Nothing in the entries may be altered; copy them in full.

○ ○ ○

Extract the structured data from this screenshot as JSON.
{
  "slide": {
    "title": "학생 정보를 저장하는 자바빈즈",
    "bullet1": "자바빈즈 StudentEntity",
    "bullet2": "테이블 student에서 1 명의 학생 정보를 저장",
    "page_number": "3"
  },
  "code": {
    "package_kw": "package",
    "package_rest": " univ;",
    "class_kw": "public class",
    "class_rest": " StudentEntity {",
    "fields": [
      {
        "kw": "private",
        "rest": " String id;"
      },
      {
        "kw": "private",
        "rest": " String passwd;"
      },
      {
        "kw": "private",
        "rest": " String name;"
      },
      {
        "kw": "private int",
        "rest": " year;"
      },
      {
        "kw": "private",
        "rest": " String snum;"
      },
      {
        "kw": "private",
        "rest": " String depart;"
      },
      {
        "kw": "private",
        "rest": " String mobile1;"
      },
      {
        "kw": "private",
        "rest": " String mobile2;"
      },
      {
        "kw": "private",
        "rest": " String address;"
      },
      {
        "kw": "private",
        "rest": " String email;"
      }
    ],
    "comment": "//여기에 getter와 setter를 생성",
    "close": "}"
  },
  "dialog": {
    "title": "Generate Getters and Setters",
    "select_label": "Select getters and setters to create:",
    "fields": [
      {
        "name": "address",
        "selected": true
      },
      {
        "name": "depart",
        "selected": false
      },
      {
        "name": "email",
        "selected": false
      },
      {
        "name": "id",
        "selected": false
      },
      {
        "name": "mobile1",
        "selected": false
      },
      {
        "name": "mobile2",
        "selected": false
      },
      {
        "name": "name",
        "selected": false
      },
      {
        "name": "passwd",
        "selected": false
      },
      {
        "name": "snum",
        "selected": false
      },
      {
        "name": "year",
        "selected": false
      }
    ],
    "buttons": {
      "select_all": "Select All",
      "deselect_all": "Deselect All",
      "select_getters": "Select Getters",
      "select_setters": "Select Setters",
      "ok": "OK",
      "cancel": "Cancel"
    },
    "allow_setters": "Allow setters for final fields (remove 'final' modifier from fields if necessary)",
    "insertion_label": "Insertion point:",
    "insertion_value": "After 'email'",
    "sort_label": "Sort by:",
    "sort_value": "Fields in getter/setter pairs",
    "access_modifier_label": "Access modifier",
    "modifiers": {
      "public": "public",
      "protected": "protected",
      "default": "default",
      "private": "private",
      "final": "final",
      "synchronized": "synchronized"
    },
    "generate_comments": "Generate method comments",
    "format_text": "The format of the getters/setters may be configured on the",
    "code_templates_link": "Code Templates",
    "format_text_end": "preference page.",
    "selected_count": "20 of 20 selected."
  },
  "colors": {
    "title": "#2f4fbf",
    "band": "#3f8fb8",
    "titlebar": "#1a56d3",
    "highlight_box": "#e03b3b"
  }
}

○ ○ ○

Result:
Extract the structured data from this screenshot as JSON.
{
  "slide": {
    "title": "학생 정보를 저장하는 자바빈즈",
    "bullet1": "자바빈즈 StudentEntity",
    "bullet2": "테이블 student에서 1 명의 학생 정보를 저장",
    "page_number": "3"
  },
  "code": {
    "package_kw": "package",
    "package_rest": " univ;",
    "class_kw": "public class",
    "class_rest": " StudentEntity {",
    "fields": [
      {
        "kw": "private",
        "rest": " String id;"
      },
      {
        "kw": "private",
        "rest": " String passwd;"
      },
      {
        "kw": "private",
        "rest": " String name;"
      },
      {
        "kw": "private int",
        "rest": " year;"
      },
      {
        "kw": "private",
        "rest": " String snum;"
      },
      {
        "kw": "private",
        "rest": " String depart;"
      },
      {
        "kw": "private",
        "rest": " String mobile1;"
      },
      {
        "kw": "private",
        "rest": " String mobile2;"
      },
      {
        "kw": "private",
        "rest": " String address;"
      },
      {
        "kw": "private",
        "rest": " String email;"
      }
    ],
    "comment": "//여기에 getter와 setter를 생성",
    "close": "}"
  },
  "dialog": {
    "title": "Generate Getters and Setters",
    "select_label": "Select getters and setters to create:",
    "fields": [
      {
        "name": "address",
        "selected": true
      },
      {
        "name": "depart",
        "selected": false
      },
      {
        "name": "email",
        "selected": false
      },
      {
        "name": "id",
        "selected": false
      },
      {
        "name": "mobile1",
        "selected": false
      },
      {
        "name": "mobile2",
        "selected": false
      },
      {
        "name": "name",
        "selected": false
      },
      {
        "name": "passwd",
        "selected": false
      },
      {
        "name": "snum",
        "selected": false
      },
      {
        "name": "year",
        "selected": false
      }
    ],
    "buttons": {
      "select_all": "Select All",
      "deselect_all": "Deselect All",
      "select_getters": "Select Getters",
      "select_setters": "Select Setters",
      "ok": "OK",
      "cancel": "Cancel"
    },
    "allow_setters": "Allow setters for final fields (remove 'final' modifier from fields if necessary)",
    "insertion_label": "Insertion point:",
    "insertion_value": "After 'email'",
    "sort_label": "Sort by:",
    "sort_value": "Fields in getter/setter pairs",
    "access_modifier_label": "Access modifier",
    "modifiers": {
      "public": "public",
      "protected": "protected",
      "default": "default",
      "private": "private",
      "final": "final",
      "synchronized": "synchronized"
    },
    "generate_comments": "Generate method comments",
    "format_text": "The format of the getters/setters may be configured on the",
    "code_templates_link": "Code Templates",
    "format_text_end": "preference page.",
    "selected_count": "20 of 20 selected."
  },
  "colors": {
    "title": "#2f4fbf",
    "band": "#3f8fb8",
    "titlebar": "#1a56d3",
    "highlight_box": "#e03b3b"
  }
}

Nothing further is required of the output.